I spent a while in the Tier II American Destroyer Sampson. It has a base surface detectability range of 5.9km. (That means another surface ship needs to get within 5.9km to see it.)

There are only two other Destroyers in Tier II and III (what the Sampson will come up against) with lower detectability ranges – the Tier II Russian Destroyer Storozhevoi at 5.8km and the Japanese Umikaze at 5.6km. That gives them a 100 and 300-meter buffer respectively where they can detect the Sampson (which I am alerted to), but I can’t see them.

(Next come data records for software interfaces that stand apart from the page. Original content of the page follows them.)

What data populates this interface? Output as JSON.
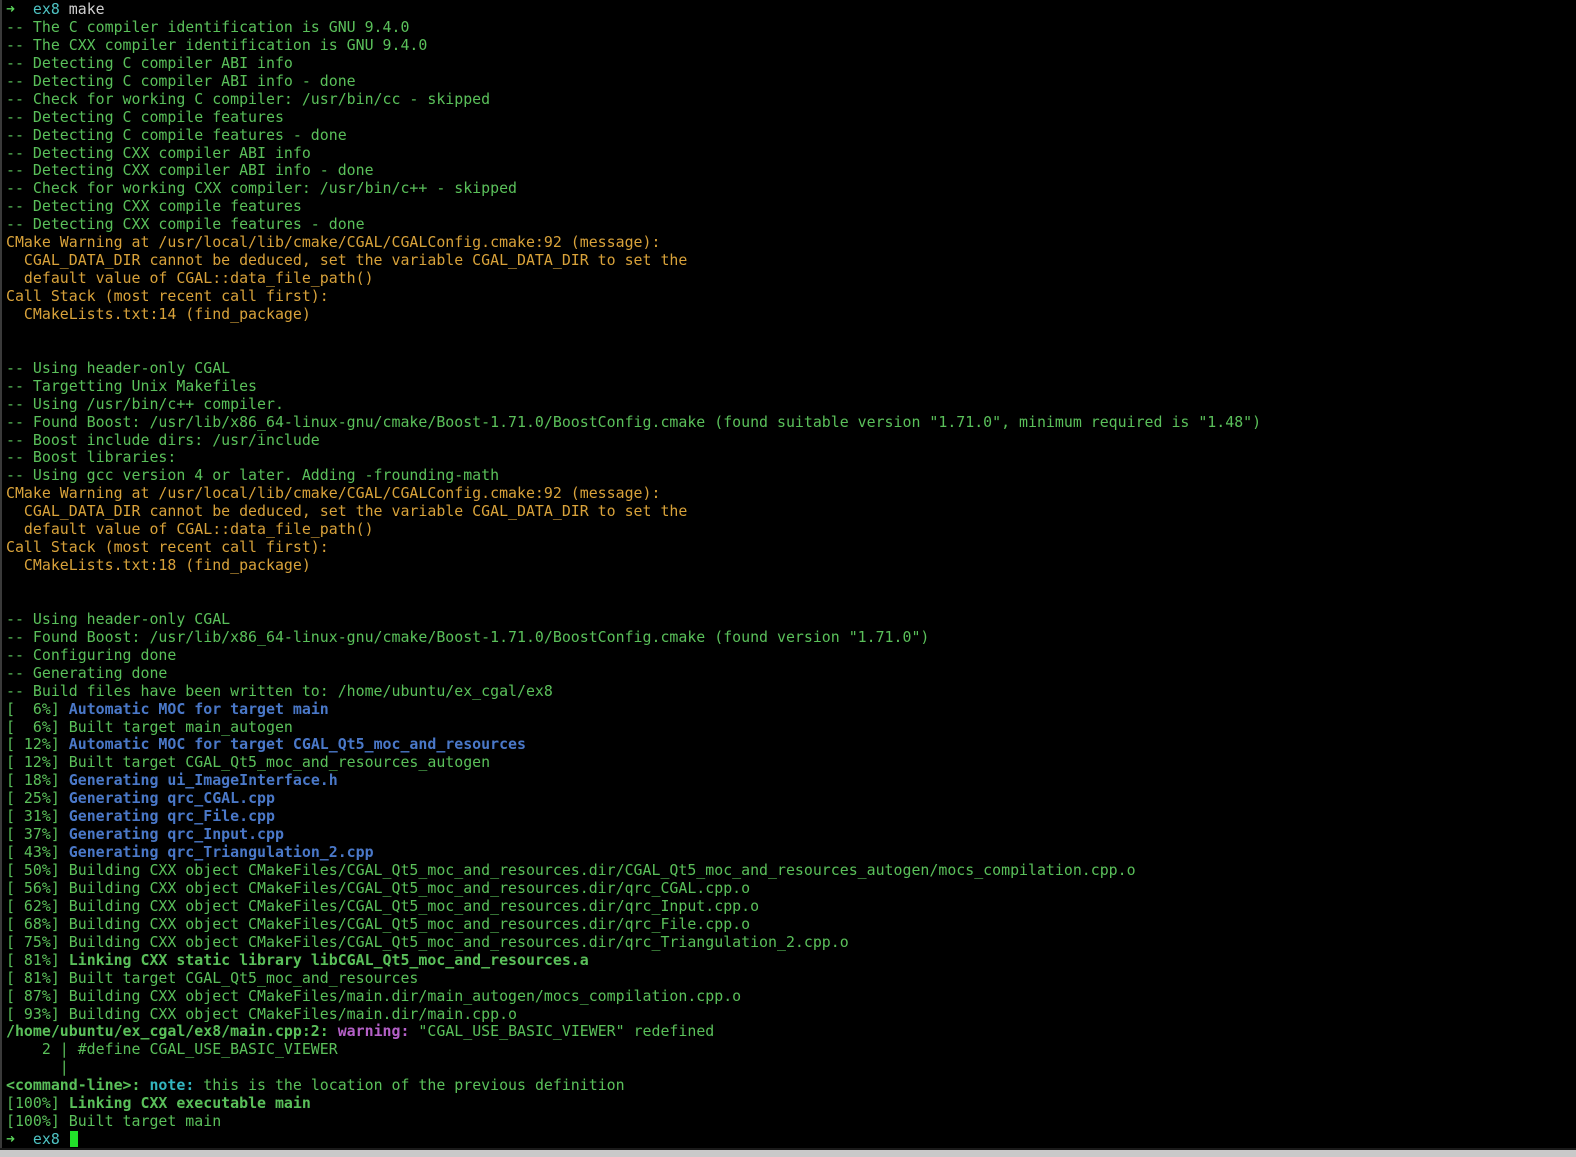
{
  "terminal": {
    "colors": {
      "background": "#000000",
      "prompt_arrow": "#5ad35a",
      "prompt_dir": "#4ec3c3",
      "plain": "#d0d0d0",
      "green": "#5ac05a",
      "orange": "#d8a23a",
      "blue": "#4a78c8",
      "purple": "#b560c8",
      "cyan": "#33b6c0",
      "cursor": "#22e02a"
    },
    "lines": [
      {
        "segments": [
          {
            "text": "➜  ",
            "color": "prompt_arrow",
            "bold": true
          },
          {
            "text": "ex8",
            "color": "prompt_dir"
          },
          {
            "text": " make",
            "color": "plain"
          }
        ]
      },
      {
        "segments": [
          {
            "text": "-- The C compiler identification is GNU 9.4.0",
            "color": "green"
          }
        ]
      },
      {
        "segments": [
          {
            "text": "-- The CXX compiler identification is GNU 9.4.0",
            "color": "green"
          }
        ]
      },
      {
        "segments": [
          {
            "text": "-- Detecting C compiler ABI info",
            "color": "green"
          }
        ]
      },
      {
        "segments": [
          {
            "text": "-- Detecting C compiler ABI info - done",
            "color": "green"
          }
        ]
      },
      {
        "segments": [
          {
            "text": "-- Check for working C compiler: /usr/bin/cc - skipped",
            "color": "green"
          }
        ]
      },
      {
        "segments": [
          {
            "text": "-- Detecting C compile features",
            "color": "green"
          }
        ]
      },
      {
        "segments": [
          {
            "text": "-- Detecting C compile features - done",
            "color": "green"
          }
        ]
      },
      {
        "segments": [
          {
            "text": "-- Detecting CXX compiler ABI info",
            "color": "green"
          }
        ]
      },
      {
        "segments": [
          {
            "text": "-- Detecting CXX compiler ABI info - done",
            "color": "green"
          }
        ]
      },
      {
        "segments": [
          {
            "text": "-- Check for working CXX compiler: /usr/bin/c++ - skipped",
            "color": "green"
          }
        ]
      },
      {
        "segments": [
          {
            "text": "-- Detecting CXX compile features",
            "color": "green"
          }
        ]
      },
      {
        "segments": [
          {
            "text": "-- Detecting CXX compile features - done",
            "color": "green"
          }
        ]
      },
      {
        "segments": [
          {
            "text": "CMake Warning at /usr/local/lib/cmake/CGAL/CGALConfig.cmake:92 (message):",
            "color": "orange"
          }
        ]
      },
      {
        "segments": [
          {
            "text": "  CGAL_DATA_DIR cannot be deduced, set the variable CGAL_DATA_DIR to set the",
            "color": "orange"
          }
        ]
      },
      {
        "segments": [
          {
            "text": "  default value of CGAL::data_file_path()",
            "color": "orange"
          }
        ]
      },
      {
        "segments": [
          {
            "text": "Call Stack (most recent call first):",
            "color": "orange"
          }
        ]
      },
      {
        "segments": [
          {
            "text": "  CMakeLists.txt:14 (find_package)",
            "color": "orange"
          }
        ]
      },
      {
        "segments": [
          {
            "text": "",
            "color": "plain"
          }
        ]
      },
      {
        "segments": [
          {
            "text": "",
            "color": "plain"
          }
        ]
      },
      {
        "segments": [
          {
            "text": "-- Using header-only CGAL",
            "color": "green"
          }
        ]
      },
      {
        "segments": [
          {
            "text": "-- Targetting Unix Makefiles",
            "color": "green"
          }
        ]
      },
      {
        "segments": [
          {
            "text": "-- Using /usr/bin/c++ compiler.",
            "color": "green"
          }
        ]
      },
      {
        "segments": [
          {
            "text": "-- Found Boost: /usr/lib/x86_64-linux-gnu/cmake/Boost-1.71.0/BoostConfig.cmake (found suitable version \"1.71.0\", minimum required is \"1.48\")",
            "color": "green"
          }
        ]
      },
      {
        "segments": [
          {
            "text": "-- Boost include dirs: /usr/include",
            "color": "green"
          }
        ]
      },
      {
        "segments": [
          {
            "text": "-- Boost libraries:",
            "color": "green"
          }
        ]
      },
      {
        "segments": [
          {
            "text": "-- Using gcc version 4 or later. Adding -frounding-math",
            "color": "green"
          }
        ]
      },
      {
        "segments": [
          {
            "text": "CMake Warning at /usr/local/lib/cmake/CGAL/CGALConfig.cmake:92 (message):",
            "color": "orange"
          }
        ]
      },
      {
        "segments": [
          {
            "text": "  CGAL_DATA_DIR cannot be deduced, set the variable CGAL_DATA_DIR to set the",
            "color": "orange"
          }
        ]
      },
      {
        "segments": [
          {
            "text": "  default value of CGAL::data_file_path()",
            "color": "orange"
          }
        ]
      },
      {
        "segments": [
          {
            "text": "Call Stack (most recent call first):",
            "color": "orange"
          }
        ]
      },
      {
        "segments": [
          {
            "text": "  CMakeLists.txt:18 (find_package)",
            "color": "orange"
          }
        ]
      },
      {
        "segments": [
          {
            "text": "",
            "color": "plain"
          }
        ]
      },
      {
        "segments": [
          {
            "text": "",
            "color": "plain"
          }
        ]
      },
      {
        "segments": [
          {
            "text": "-- Using header-only CGAL",
            "color": "green"
          }
        ]
      },
      {
        "segments": [
          {
            "text": "-- Found Boost: /usr/lib/x86_64-linux-gnu/cmake/Boost-1.71.0/BoostConfig.cmake (found version \"1.71.0\")",
            "color": "green"
          }
        ]
      },
      {
        "segments": [
          {
            "text": "-- Configuring done",
            "color": "green"
          }
        ]
      },
      {
        "segments": [
          {
            "text": "-- Generating done",
            "color": "green"
          }
        ]
      },
      {
        "segments": [
          {
            "text": "-- Build files have been written to: /home/ubuntu/ex_cgal/ex8",
            "color": "green"
          }
        ]
      },
      {
        "segments": [
          {
            "text": "[  6%] ",
            "color": "green"
          },
          {
            "text": "Automatic MOC for target main",
            "color": "blue",
            "bold": true
          }
        ]
      },
      {
        "segments": [
          {
            "text": "[  6%] Built target main_autogen",
            "color": "green"
          }
        ]
      },
      {
        "segments": [
          {
            "text": "[ 12%] ",
            "color": "green"
          },
          {
            "text": "Automatic MOC for target CGAL_Qt5_moc_and_resources",
            "color": "blue",
            "bold": true
          }
        ]
      },
      {
        "segments": [
          {
            "text": "[ 12%] Built target CGAL_Qt5_moc_and_resources_autogen",
            "color": "green"
          }
        ]
      },
      {
        "segments": [
          {
            "text": "[ 18%] ",
            "color": "green"
          },
          {
            "text": "Generating ui_ImageInterface.h",
            "color": "blue",
            "bold": true
          }
        ]
      },
      {
        "segments": [
          {
            "text": "[ 25%] ",
            "color": "green"
          },
          {
            "text": "Generating qrc_CGAL.cpp",
            "color": "blue",
            "bold": true
          }
        ]
      },
      {
        "segments": [
          {
            "text": "[ 31%] ",
            "color": "green"
          },
          {
            "text": "Generating qrc_File.cpp",
            "color": "blue",
            "bold": true
          }
        ]
      },
      {
        "segments": [
          {
            "text": "[ 37%] ",
            "color": "green"
          },
          {
            "text": "Generating qrc_Input.cpp",
            "color": "blue",
            "bold": true
          }
        ]
      },
      {
        "segments": [
          {
            "text": "[ 43%] ",
            "color": "green"
          },
          {
            "text": "Generating qrc_Triangulation_2.cpp",
            "color": "blue",
            "bold": true
          }
        ]
      },
      {
        "segments": [
          {
            "text": "[ 50%] Building CXX object CMakeFiles/CGAL_Qt5_moc_and_resources.dir/CGAL_Qt5_moc_and_resources_autogen/mocs_compilation.cpp.o",
            "color": "green"
          }
        ]
      },
      {
        "segments": [
          {
            "text": "[ 56%] Building CXX object CMakeFiles/CGAL_Qt5_moc_and_resources.dir/qrc_CGAL.cpp.o",
            "color": "green"
          }
        ]
      },
      {
        "segments": [
          {
            "text": "[ 62%] Building CXX object CMakeFiles/CGAL_Qt5_moc_and_resources.dir/qrc_Input.cpp.o",
            "color": "green"
          }
        ]
      },
      {
        "segments": [
          {
            "text": "[ 68%] Building CXX object CMakeFiles/CGAL_Qt5_moc_and_resources.dir/qrc_File.cpp.o",
            "color": "green"
          }
        ]
      },
      {
        "segments": [
          {
            "text": "[ 75%] Building CXX object CMakeFiles/CGAL_Qt5_moc_and_resources.dir/qrc_Triangulation_2.cpp.o",
            "color": "green"
          }
        ]
      },
      {
        "segments": [
          {
            "text": "[ 81%] ",
            "color": "green"
          },
          {
            "text": "Linking CXX static library libCGAL_Qt5_moc_and_resources.a",
            "color": "green",
            "bold": true
          }
        ]
      },
      {
        "segments": [
          {
            "text": "[ 81%] Built target CGAL_Qt5_moc_and_resources",
            "color": "green"
          }
        ]
      },
      {
        "segments": [
          {
            "text": "[ 87%] Building CXX object CMakeFiles/main.dir/main_autogen/mocs_compilation.cpp.o",
            "color": "green"
          }
        ]
      },
      {
        "segments": [
          {
            "text": "[ 93%] Building CXX object CMakeFiles/main.dir/main.cpp.o",
            "color": "green"
          }
        ]
      },
      {
        "segments": [
          {
            "text": "/home/ubuntu/ex_cgal/ex8/main.cpp:2:",
            "color": "green",
            "bold": true
          },
          {
            "text": " ",
            "color": "plain"
          },
          {
            "text": "warning:",
            "color": "purple",
            "bold": true
          },
          {
            "text": " \"CGAL_USE_BASIC_VIEWER\" redefined",
            "color": "green"
          }
        ]
      },
      {
        "segments": [
          {
            "text": "    2 | #define CGAL_USE_BASIC_VIEWER",
            "color": "green"
          }
        ]
      },
      {
        "segments": [
          {
            "text": "      |",
            "color": "green"
          }
        ]
      },
      {
        "segments": [
          {
            "text": "<command-line>:",
            "color": "green",
            "bold": true
          },
          {
            "text": " ",
            "color": "plain"
          },
          {
            "text": "note:",
            "color": "cyan",
            "bold": true
          },
          {
            "text": " this is the location of the previous definition",
            "color": "green"
          }
        ]
      },
      {
        "segments": [
          {
            "text": "[100%] ",
            "color": "green"
          },
          {
            "text": "Linking CXX executable main",
            "color": "green",
            "bold": true
          }
        ]
      },
      {
        "segments": [
          {
            "text": "[100%] Built target main",
            "color": "green"
          }
        ]
      },
      {
        "segments": [
          {
            "text": "➜  ",
            "color": "prompt_arrow",
            "bold": true
          },
          {
            "text": "ex8",
            "color": "prompt_dir"
          },
          {
            "text": " ",
            "color": "plain"
          }
        ],
        "cursor": true
      }
    ]
  }
}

The Sampson covers 15 meters per second at full speed, the Storozhevoi 18. On direct approach this 100-meter gap in detection is covered in just over 3 seconds. Given realistically you are more likely to be angled in approach, this buffer might last 5 or more seconds. Useful, but it would be very tricky for the Storozhevoi to be able to maneuver to keep himself in this 100-meter buffer.  (At least I am finding it extremely difficult to hover just outside of detectability range when spotting opponents.)

The 300-meter gap in visibility against the Umikaze however is more dangerous. The Sampson takes 20 seconds to cover this distance, plenty of time for the Umikaze to change direction. It also allows the Umikaze to invisibly fire its Torpedoes if it carries the upgraded Type 44 Mod 2’s.

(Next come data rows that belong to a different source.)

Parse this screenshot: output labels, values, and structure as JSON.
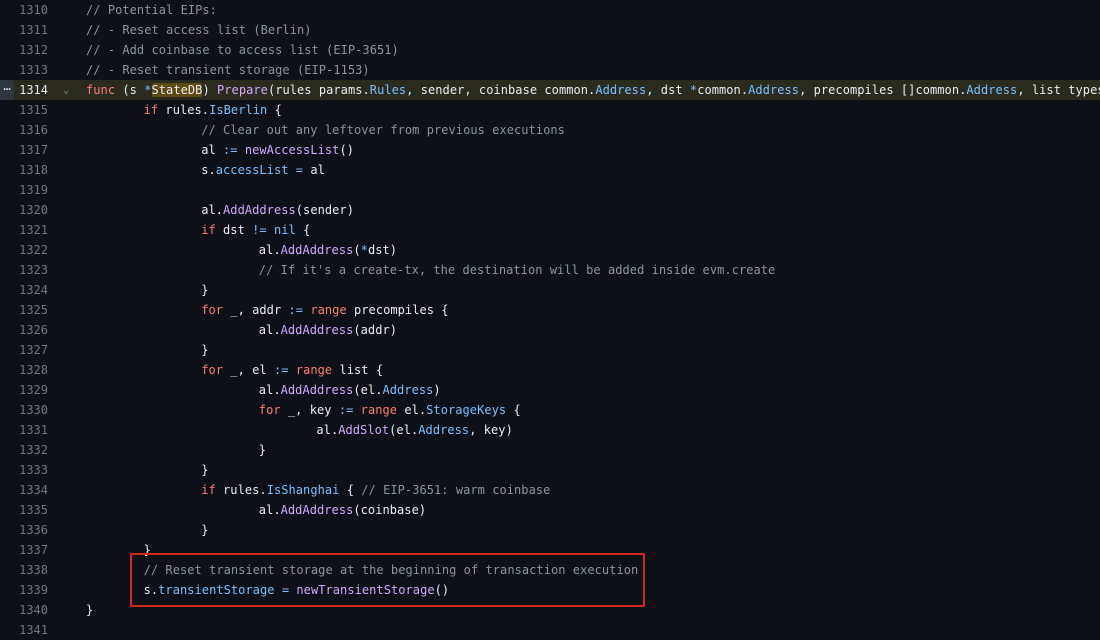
{
  "editor": {
    "active_line": 1314,
    "annotation_color": "#d0281c",
    "line_options_icon": "kebab-horizontal-icon",
    "fold_icon": "chevron-down-icon",
    "lines": [
      {
        "n": "1310",
        "indent": 0,
        "segs": [
          [
            "c",
            "// Potential EIPs:"
          ]
        ]
      },
      {
        "n": "1311",
        "indent": 0,
        "segs": [
          [
            "c",
            "// - Reset access list (Berlin)"
          ]
        ]
      },
      {
        "n": "1312",
        "indent": 0,
        "segs": [
          [
            "c",
            "// - Add coinbase to access list (EIP-3651)"
          ]
        ]
      },
      {
        "n": "1313",
        "indent": 0,
        "segs": [
          [
            "c",
            "// - Reset transient storage (EIP-1153)"
          ]
        ]
      },
      {
        "n": "1314",
        "indent": 0,
        "segs": [
          [
            "k",
            "func"
          ],
          [
            "p",
            " (s "
          ],
          [
            "o",
            "*"
          ],
          [
            "hl",
            "StateDB"
          ],
          [
            "p",
            ") "
          ],
          [
            "f",
            "Prepare"
          ],
          [
            "p",
            "(rules params."
          ],
          [
            "pr",
            "Rules"
          ],
          [
            "p",
            ", sender, coinbase common."
          ],
          [
            "pr",
            "Address"
          ],
          [
            "p",
            ", dst "
          ],
          [
            "o",
            "*"
          ],
          [
            "p",
            "common."
          ],
          [
            "pr",
            "Address"
          ],
          [
            "p",
            ", precompiles []common."
          ],
          [
            "pr",
            "Address"
          ],
          [
            "p",
            ", list types."
          ]
        ]
      },
      {
        "n": "1315",
        "indent": 1,
        "segs": [
          [
            "k",
            "if"
          ],
          [
            "p",
            " rules."
          ],
          [
            "pr",
            "IsBerlin"
          ],
          [
            "p",
            " {"
          ]
        ]
      },
      {
        "n": "1316",
        "indent": 2,
        "segs": [
          [
            "c",
            "// Clear out any leftover from previous executions"
          ]
        ]
      },
      {
        "n": "1317",
        "indent": 2,
        "segs": [
          [
            "p",
            "al "
          ],
          [
            "o",
            ":="
          ],
          [
            "p",
            " "
          ],
          [
            "f",
            "newAccessList"
          ],
          [
            "p",
            "()"
          ]
        ]
      },
      {
        "n": "1318",
        "indent": 2,
        "segs": [
          [
            "p",
            "s."
          ],
          [
            "pr",
            "accessList"
          ],
          [
            "p",
            " "
          ],
          [
            "o",
            "="
          ],
          [
            "p",
            " al"
          ]
        ]
      },
      {
        "n": "1319",
        "indent": 0,
        "segs": []
      },
      {
        "n": "1320",
        "indent": 2,
        "segs": [
          [
            "p",
            "al."
          ],
          [
            "f",
            "AddAddress"
          ],
          [
            "p",
            "(sender)"
          ]
        ]
      },
      {
        "n": "1321",
        "indent": 2,
        "segs": [
          [
            "k",
            "if"
          ],
          [
            "p",
            " dst "
          ],
          [
            "o",
            "!="
          ],
          [
            "p",
            " "
          ],
          [
            "pr",
            "nil"
          ],
          [
            "p",
            " {"
          ]
        ]
      },
      {
        "n": "1322",
        "indent": 3,
        "segs": [
          [
            "p",
            "al."
          ],
          [
            "f",
            "AddAddress"
          ],
          [
            "p",
            "("
          ],
          [
            "o",
            "*"
          ],
          [
            "p",
            "dst)"
          ]
        ]
      },
      {
        "n": "1323",
        "indent": 3,
        "segs": [
          [
            "c",
            "// If it's a create-tx, the destination will be added inside evm.create"
          ]
        ]
      },
      {
        "n": "1324",
        "indent": 2,
        "segs": [
          [
            "p",
            "}"
          ]
        ]
      },
      {
        "n": "1325",
        "indent": 2,
        "segs": [
          [
            "k",
            "for"
          ],
          [
            "p",
            " _, addr "
          ],
          [
            "o",
            ":="
          ],
          [
            "p",
            " "
          ],
          [
            "k",
            "range"
          ],
          [
            "p",
            " precompiles {"
          ]
        ]
      },
      {
        "n": "1326",
        "indent": 3,
        "segs": [
          [
            "p",
            "al."
          ],
          [
            "f",
            "AddAddress"
          ],
          [
            "p",
            "(addr)"
          ]
        ]
      },
      {
        "n": "1327",
        "indent": 2,
        "segs": [
          [
            "p",
            "}"
          ]
        ]
      },
      {
        "n": "1328",
        "indent": 2,
        "segs": [
          [
            "k",
            "for"
          ],
          [
            "p",
            " _, el "
          ],
          [
            "o",
            ":="
          ],
          [
            "p",
            " "
          ],
          [
            "k",
            "range"
          ],
          [
            "p",
            " list {"
          ]
        ]
      },
      {
        "n": "1329",
        "indent": 3,
        "segs": [
          [
            "p",
            "al."
          ],
          [
            "f",
            "AddAddress"
          ],
          [
            "p",
            "(el."
          ],
          [
            "pr",
            "Address"
          ],
          [
            "p",
            ")"
          ]
        ]
      },
      {
        "n": "1330",
        "indent": 3,
        "segs": [
          [
            "k",
            "for"
          ],
          [
            "p",
            " _, key "
          ],
          [
            "o",
            ":="
          ],
          [
            "p",
            " "
          ],
          [
            "k",
            "range"
          ],
          [
            "p",
            " el."
          ],
          [
            "pr",
            "StorageKeys"
          ],
          [
            "p",
            " {"
          ]
        ]
      },
      {
        "n": "1331",
        "indent": 4,
        "segs": [
          [
            "p",
            "al."
          ],
          [
            "f",
            "AddSlot"
          ],
          [
            "p",
            "(el."
          ],
          [
            "pr",
            "Address"
          ],
          [
            "p",
            ", key)"
          ]
        ]
      },
      {
        "n": "1332",
        "indent": 3,
        "segs": [
          [
            "p",
            "}"
          ]
        ]
      },
      {
        "n": "1333",
        "indent": 2,
        "segs": [
          [
            "p",
            "}"
          ]
        ]
      },
      {
        "n": "1334",
        "indent": 2,
        "segs": [
          [
            "k",
            "if"
          ],
          [
            "p",
            " rules."
          ],
          [
            "pr",
            "IsShanghai"
          ],
          [
            "p",
            " { "
          ],
          [
            "c",
            "// EIP-3651: warm coinbase"
          ]
        ]
      },
      {
        "n": "1335",
        "indent": 3,
        "segs": [
          [
            "p",
            "al."
          ],
          [
            "f",
            "AddAddress"
          ],
          [
            "p",
            "(coinbase)"
          ]
        ]
      },
      {
        "n": "1336",
        "indent": 2,
        "segs": [
          [
            "p",
            "}"
          ]
        ]
      },
      {
        "n": "1337",
        "indent": 1,
        "segs": [
          [
            "p",
            "}"
          ]
        ]
      },
      {
        "n": "1338",
        "indent": 1,
        "segs": [
          [
            "c",
            "// Reset transient storage at the beginning of transaction execution"
          ]
        ]
      },
      {
        "n": "1339",
        "indent": 1,
        "segs": [
          [
            "p",
            "s."
          ],
          [
            "pr",
            "transientStorage"
          ],
          [
            "p",
            " "
          ],
          [
            "o",
            "="
          ],
          [
            "p",
            " "
          ],
          [
            "f",
            "newTransientStorage"
          ],
          [
            "p",
            "()"
          ]
        ]
      },
      {
        "n": "1340",
        "indent": 0,
        "segs": [
          [
            "p",
            "}"
          ]
        ]
      },
      {
        "n": "1341",
        "indent": 0,
        "segs": []
      }
    ]
  }
}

At this low level the only ship specific option to help your concealability is using camouflage, which is a consumable on non-premium ships. This reduces your detectability by 3%, or 177-meters on the Sampson. (Drops it down to just over 5.6km.) Of course if you can fit it, so can your opponents.

I don’t think there are any signal flags which lower this detectability.

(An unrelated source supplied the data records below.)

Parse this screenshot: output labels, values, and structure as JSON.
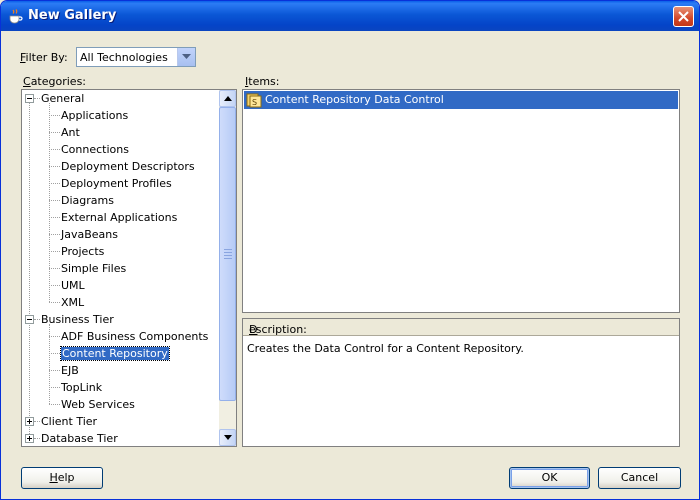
{
  "window": {
    "title": "New Gallery"
  },
  "filter": {
    "label_pre": "",
    "label_key": "F",
    "label_post": "ilter By:",
    "value": "All Technologies"
  },
  "categories": {
    "label_key": "C",
    "label_post": "ategories:",
    "tree": [
      {
        "label": "General",
        "level": 0,
        "expander": "minus"
      },
      {
        "label": "Applications",
        "level": 1
      },
      {
        "label": "Ant",
        "level": 1
      },
      {
        "label": "Connections",
        "level": 1
      },
      {
        "label": "Deployment Descriptors",
        "level": 1
      },
      {
        "label": "Deployment Profiles",
        "level": 1
      },
      {
        "label": "Diagrams",
        "level": 1
      },
      {
        "label": "External Applications",
        "level": 1
      },
      {
        "label": "JavaBeans",
        "level": 1
      },
      {
        "label": "Projects",
        "level": 1
      },
      {
        "label": "Simple Files",
        "level": 1
      },
      {
        "label": "UML",
        "level": 1
      },
      {
        "label": "XML",
        "level": 1
      },
      {
        "label": "Business Tier",
        "level": 0,
        "expander": "minus"
      },
      {
        "label": "ADF Business Components",
        "level": 1
      },
      {
        "label": "Content Repository",
        "level": 1,
        "selected": true
      },
      {
        "label": "EJB",
        "level": 1
      },
      {
        "label": "TopLink",
        "level": 1
      },
      {
        "label": "Web Services",
        "level": 1
      },
      {
        "label": "Client Tier",
        "level": 0,
        "expander": "plus"
      },
      {
        "label": "Database Tier",
        "level": 0,
        "expander": "plus"
      }
    ]
  },
  "items": {
    "label_key": "I",
    "label_post": "tems:",
    "rows": [
      {
        "label": "Content Repository Data Control",
        "icon": "data-control-icon",
        "selected": true
      }
    ]
  },
  "description": {
    "label_key": "D",
    "label_post": "escription:",
    "text": "Creates the Data Control for a Content Repository."
  },
  "buttons": {
    "help_key": "H",
    "help_post": "elp",
    "ok": "OK",
    "cancel": "Cancel"
  },
  "colors": {
    "selection": "#316ac5",
    "titlebar": "#0b57d6",
    "dialog_bg": "#ece9d8"
  }
}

You can of course smoke up in a Destroyer. While I can’t look into smoke at this tier, I can certainly see its outer edge. If I am detected but have no other ships or planes close enough aside a bloody big smoke screen, then it would be easy to deduce a destroyer is sitting within it looking at me.

You can also hide behind islands – but that of course blocks your own line of sight so you are just as blind unless someone else is spotting for you.

So that is the assumptions I have taken into my World of Warships Sampson battles – there are only two Destroyers who should generally be able to detect me first, and I look for them in the list at the start of each battle. I can’t ever recall coming up against a Storozhevoi, so it is just the easy to remember Umikaze. That gives me a little more confidence when making the start of game run into Capture Zones.

Except that is not how it was happening. I was regularly being spotted by different Destroyers who seemed to have little trouble keeping me in view for long periods of time without me seeing them.

It is not unusual for me to find myself in this sort of situation. I’ve done what I think is a reasonable amount of research – more than a lot of newer players might. What was I getting wrong? Maybe the Official wiki wasn’t up to date? Was it something like lag? Maybe islands can give a degree of concealability? In the end I think it is something very obvious.

There is a 5th rank Ship Captain skill called Concealment Expert. It lowers the ship detection radius by 10%, but it requires a 16th level Captain. My highest level Captain is only 7 or 8th, and none of my Destroyer Captains at Tier II and III got past maybe 4th. I just wasn’t expecting to be up against Ship Captains that high in level. I also wasn’t expecting to be so regularly up against such experienced players at such low tiers.

I like this sort of stuff – figuring out the why and how. Unfortunately, I just don’t have the memory to retain it all. I play a weekly game of online DDO with a bunch of old friends. Several can remember every single quest by name and the optimum way to run each. They know the optimum skills, enhancements, EPIC destinies and equipment for multiple classes at every level. I instead play World of Warships surrounded by paper notes, reminding me what my ranges are and the likely ranges of my opponents, what keys do what and so on.

It is a bit rock, paper scissors like, but there is a reasonably level of complexity to the game that keeps me interested.